Most people break up their yards by using different flooring to mark off areas. For example, creating a cement patio for grilling or a cobblestone circle with patio furniture for entertaining. You can set brick pathways through a vegetable garden, too. And while different floors can organize the area, a brick bench separates they play area from the grill or other breakable equipment.
In addition, a brick bench is an attractive way to keep balls and toys contained without looking like you’re walling off part of the yard. But a division that’s too tall can make your yard look small, so a bench is just the right height for function and form. DIY builders are increasingly preferring brick over traditional benches of metal and wood because they’re sturdier and have a homier look.
Even with consistent maintenance and staining, wood wears away and breaks over time. It also soaks up water, which both damages it further and makes it unusable until it dries out. Metal is also vulnerable if you live in a rainy region because the seams are susceptible to corrosion. Brick, on the other hand, is solid and stays durable for decades, rain or shine.
Step 1: Pick the Style and Dimensions

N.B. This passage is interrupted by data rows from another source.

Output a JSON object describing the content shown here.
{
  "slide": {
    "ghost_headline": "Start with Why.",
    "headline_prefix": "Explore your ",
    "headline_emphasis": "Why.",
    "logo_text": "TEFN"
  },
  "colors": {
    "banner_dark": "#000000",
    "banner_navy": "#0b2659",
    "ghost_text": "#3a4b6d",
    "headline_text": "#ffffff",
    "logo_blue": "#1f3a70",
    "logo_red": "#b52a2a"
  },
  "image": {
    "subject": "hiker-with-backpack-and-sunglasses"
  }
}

The first step to build a brick bench is to think about the size and design. Some benches have a back that provides more support. But, a back also makes it appear one-sided or like a low wall. However, a backless bench is generally the preferred style because the bench is low enough so that it doesn’t break up your yard.

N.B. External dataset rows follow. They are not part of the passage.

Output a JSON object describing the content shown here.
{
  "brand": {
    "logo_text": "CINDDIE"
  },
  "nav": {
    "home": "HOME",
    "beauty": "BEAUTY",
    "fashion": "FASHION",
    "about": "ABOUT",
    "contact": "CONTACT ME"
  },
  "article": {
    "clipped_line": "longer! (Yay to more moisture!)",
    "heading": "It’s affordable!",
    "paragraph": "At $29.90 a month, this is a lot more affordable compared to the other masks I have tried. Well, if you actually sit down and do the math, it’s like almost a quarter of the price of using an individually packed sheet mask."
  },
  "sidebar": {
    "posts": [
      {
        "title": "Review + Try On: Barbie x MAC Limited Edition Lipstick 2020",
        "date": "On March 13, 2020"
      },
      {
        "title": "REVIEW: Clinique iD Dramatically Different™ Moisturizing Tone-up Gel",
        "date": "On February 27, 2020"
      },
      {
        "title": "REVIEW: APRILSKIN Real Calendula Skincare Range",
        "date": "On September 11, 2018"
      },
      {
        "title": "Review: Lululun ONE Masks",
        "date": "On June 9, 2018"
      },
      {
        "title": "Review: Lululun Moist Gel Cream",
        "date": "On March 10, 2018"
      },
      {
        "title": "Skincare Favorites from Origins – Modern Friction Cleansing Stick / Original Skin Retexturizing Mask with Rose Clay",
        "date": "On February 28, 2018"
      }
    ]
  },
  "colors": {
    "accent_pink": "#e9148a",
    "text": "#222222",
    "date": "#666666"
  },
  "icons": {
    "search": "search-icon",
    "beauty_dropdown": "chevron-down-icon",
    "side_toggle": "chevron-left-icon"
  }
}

Also, it is more useful for visitors who want to interact with people on both sides of the area. And, a backless bench style is much easier to brush off. Most benches are approximately 16 inches wide and two feet high, so all you need to do is decide how long you want it to be.
Step Two: Set the Foundational Trench
Because your bench is going to face a lot of traffic, you need to set it in cement instead of just on the ground. When you dig the trench, you’ll need to use a level line as a reference point to check the depth. Here’s how:
- Place stones at the two ends of the wall for a guide, adding at least one inch on either side.
- Drive a stake in at each end. String a line level on mason’s line and stretch it between the stakes.
- To keep the string from slipping, put a notch on each stake and hook the string to each notch instead of tying it. That way you can hook and unhook the string as you dig.
Dig a trench that’s about one foot deep and has an extra inch on each side of the perimeter, so you have plenty of room to work. Next, pour a layer of concrete that fills the trench halfway, or about six inches deep. Let it set, so you have a firm working surface for the brick.
Step Three: Start Laying the Bricks
Here’s how to start laying your bricks:
- Set a half-inch thick coat of mortar along the foundation where the first row will go.
- Lay the first brick in the corner. Apply mortar along the side that meets the previous brick until you lay the last brick in the row.
- Next, move on to the second row. Now two sides of all but the ending bricks will need mortar. Add it to the short side in contact with the progressing row, and then the long side in contact with the previous row.
- To create the strong, staggered pattern, start the row with half bricks. Just score a brick with a chisel and tap it with a hammer to break it.
- Lay the remaining brick rows for the bench. Then check with a level to ensure the course is flat.
Step Four: Add Some Finishing Touches
Add more rows of bricks on top of the first until you reach your planned height. For a bench that’s approximately two feet high, you will have six courses of brick. Be sure to alternate the pattern of half bricks for a stronger, interlocking bench.
Once you finish the top layer, add a layer of mortar and tile on top. Or, you can add another row of bricks you set side by side decoratively for a neat finish.
It may seem daunting to build your first outdoor seating, but you can if you follow these steps. Remember, there are lots of YouTube videos on how to build a brick bench, as well. When you add a brick bench to your yard, it will add beauty, charm and functionality for years to come.